> INSTRUCTIONS FOR THE TASK: Report every line of the records that includes the word "Vision".
RECORDS FOR THIS TASK section start
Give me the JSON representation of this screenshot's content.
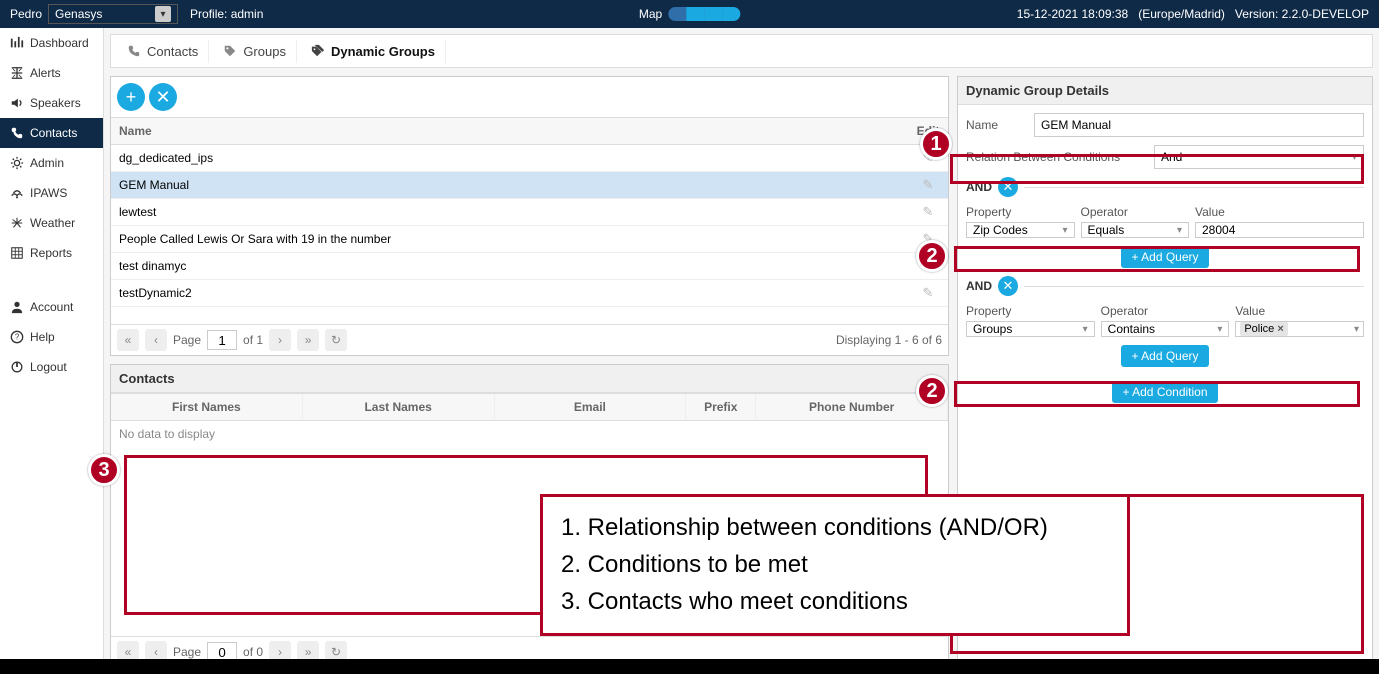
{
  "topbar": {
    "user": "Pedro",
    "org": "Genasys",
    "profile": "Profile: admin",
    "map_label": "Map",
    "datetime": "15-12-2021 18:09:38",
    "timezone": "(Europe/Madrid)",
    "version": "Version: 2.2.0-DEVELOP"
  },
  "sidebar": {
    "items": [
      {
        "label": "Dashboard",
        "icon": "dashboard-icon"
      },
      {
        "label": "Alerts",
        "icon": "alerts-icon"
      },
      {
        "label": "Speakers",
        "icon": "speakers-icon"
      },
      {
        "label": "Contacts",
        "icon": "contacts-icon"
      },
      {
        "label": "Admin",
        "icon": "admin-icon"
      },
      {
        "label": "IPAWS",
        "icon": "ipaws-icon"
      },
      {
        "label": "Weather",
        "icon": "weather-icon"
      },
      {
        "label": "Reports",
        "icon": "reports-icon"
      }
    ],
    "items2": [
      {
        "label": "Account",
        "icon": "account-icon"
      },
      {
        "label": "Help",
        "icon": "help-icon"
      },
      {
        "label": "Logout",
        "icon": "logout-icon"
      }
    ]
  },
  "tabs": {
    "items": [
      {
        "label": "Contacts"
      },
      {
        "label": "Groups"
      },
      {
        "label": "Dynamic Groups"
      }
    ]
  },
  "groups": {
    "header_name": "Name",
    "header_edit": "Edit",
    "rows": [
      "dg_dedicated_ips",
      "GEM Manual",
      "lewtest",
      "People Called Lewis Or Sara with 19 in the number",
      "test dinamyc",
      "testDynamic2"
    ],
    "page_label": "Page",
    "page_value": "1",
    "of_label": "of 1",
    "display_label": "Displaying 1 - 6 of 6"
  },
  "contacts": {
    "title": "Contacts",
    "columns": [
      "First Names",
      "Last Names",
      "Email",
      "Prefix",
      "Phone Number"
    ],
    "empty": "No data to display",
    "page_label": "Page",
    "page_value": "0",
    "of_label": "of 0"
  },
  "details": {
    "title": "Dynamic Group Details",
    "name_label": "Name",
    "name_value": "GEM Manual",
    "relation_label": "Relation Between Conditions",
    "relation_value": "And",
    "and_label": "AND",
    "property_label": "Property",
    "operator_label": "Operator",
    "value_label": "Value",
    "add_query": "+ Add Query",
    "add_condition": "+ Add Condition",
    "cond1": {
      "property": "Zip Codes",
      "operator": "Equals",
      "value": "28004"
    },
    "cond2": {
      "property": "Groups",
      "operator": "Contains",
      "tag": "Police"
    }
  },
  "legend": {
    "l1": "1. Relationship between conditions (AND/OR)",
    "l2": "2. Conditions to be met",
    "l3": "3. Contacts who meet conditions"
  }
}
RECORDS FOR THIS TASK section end
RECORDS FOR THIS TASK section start
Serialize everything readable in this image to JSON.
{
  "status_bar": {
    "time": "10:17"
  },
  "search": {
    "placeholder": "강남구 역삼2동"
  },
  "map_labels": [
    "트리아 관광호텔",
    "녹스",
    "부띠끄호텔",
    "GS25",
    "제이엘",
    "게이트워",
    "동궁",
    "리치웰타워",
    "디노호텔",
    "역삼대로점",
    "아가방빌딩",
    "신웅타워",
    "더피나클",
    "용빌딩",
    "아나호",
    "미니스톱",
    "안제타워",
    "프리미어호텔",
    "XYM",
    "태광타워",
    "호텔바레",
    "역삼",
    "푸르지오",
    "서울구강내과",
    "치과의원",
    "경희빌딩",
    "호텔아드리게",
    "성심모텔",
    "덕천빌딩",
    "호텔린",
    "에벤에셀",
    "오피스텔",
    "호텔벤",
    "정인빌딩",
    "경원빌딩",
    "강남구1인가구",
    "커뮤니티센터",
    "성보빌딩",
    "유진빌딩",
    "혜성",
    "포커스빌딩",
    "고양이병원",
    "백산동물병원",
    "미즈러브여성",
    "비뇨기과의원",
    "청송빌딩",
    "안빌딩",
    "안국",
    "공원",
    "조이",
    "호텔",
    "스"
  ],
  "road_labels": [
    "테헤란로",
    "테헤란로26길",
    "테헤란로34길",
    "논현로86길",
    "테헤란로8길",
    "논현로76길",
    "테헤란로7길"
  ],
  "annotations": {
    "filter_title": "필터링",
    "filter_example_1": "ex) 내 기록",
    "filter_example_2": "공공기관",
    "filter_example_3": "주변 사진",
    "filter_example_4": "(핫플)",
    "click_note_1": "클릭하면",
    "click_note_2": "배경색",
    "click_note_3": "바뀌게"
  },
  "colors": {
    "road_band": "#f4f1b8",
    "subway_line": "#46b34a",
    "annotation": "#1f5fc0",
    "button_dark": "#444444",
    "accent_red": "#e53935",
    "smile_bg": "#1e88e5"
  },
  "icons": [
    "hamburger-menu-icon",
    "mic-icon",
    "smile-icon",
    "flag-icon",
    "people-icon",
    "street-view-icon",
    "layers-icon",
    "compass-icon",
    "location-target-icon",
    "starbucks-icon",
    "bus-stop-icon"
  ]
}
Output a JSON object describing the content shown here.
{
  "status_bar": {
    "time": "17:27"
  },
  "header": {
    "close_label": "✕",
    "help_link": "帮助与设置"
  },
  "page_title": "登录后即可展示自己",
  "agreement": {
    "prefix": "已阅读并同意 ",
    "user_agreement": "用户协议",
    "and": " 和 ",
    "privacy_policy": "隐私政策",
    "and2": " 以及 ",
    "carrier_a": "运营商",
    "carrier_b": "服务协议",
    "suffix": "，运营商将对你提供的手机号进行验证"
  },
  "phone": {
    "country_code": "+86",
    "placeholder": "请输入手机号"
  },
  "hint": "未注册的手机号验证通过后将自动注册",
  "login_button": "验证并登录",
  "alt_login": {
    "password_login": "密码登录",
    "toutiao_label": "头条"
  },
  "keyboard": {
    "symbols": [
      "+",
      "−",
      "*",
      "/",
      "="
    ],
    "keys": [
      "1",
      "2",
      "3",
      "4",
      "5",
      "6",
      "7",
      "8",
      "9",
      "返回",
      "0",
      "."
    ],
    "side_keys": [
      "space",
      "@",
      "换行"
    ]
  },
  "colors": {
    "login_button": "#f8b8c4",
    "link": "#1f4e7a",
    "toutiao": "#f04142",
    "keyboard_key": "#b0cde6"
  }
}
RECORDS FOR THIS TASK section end
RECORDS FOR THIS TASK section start
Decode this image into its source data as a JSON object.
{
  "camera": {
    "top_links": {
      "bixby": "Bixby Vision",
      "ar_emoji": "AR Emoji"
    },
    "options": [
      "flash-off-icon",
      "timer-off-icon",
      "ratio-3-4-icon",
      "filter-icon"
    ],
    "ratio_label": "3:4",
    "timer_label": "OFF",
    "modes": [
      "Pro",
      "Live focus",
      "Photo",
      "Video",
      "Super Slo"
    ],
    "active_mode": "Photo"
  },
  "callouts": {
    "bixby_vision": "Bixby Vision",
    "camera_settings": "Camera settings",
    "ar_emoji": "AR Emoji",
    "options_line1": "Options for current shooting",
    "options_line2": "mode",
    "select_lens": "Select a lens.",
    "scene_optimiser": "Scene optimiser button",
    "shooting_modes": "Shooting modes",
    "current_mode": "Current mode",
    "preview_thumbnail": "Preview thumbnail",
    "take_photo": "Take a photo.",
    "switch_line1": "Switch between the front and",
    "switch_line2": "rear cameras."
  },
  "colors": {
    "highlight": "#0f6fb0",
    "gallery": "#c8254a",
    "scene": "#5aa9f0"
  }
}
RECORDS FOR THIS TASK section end
> REPLY:
      "bixby": "Bixby Vision",
    "bixby_vision": "Bixby Vision",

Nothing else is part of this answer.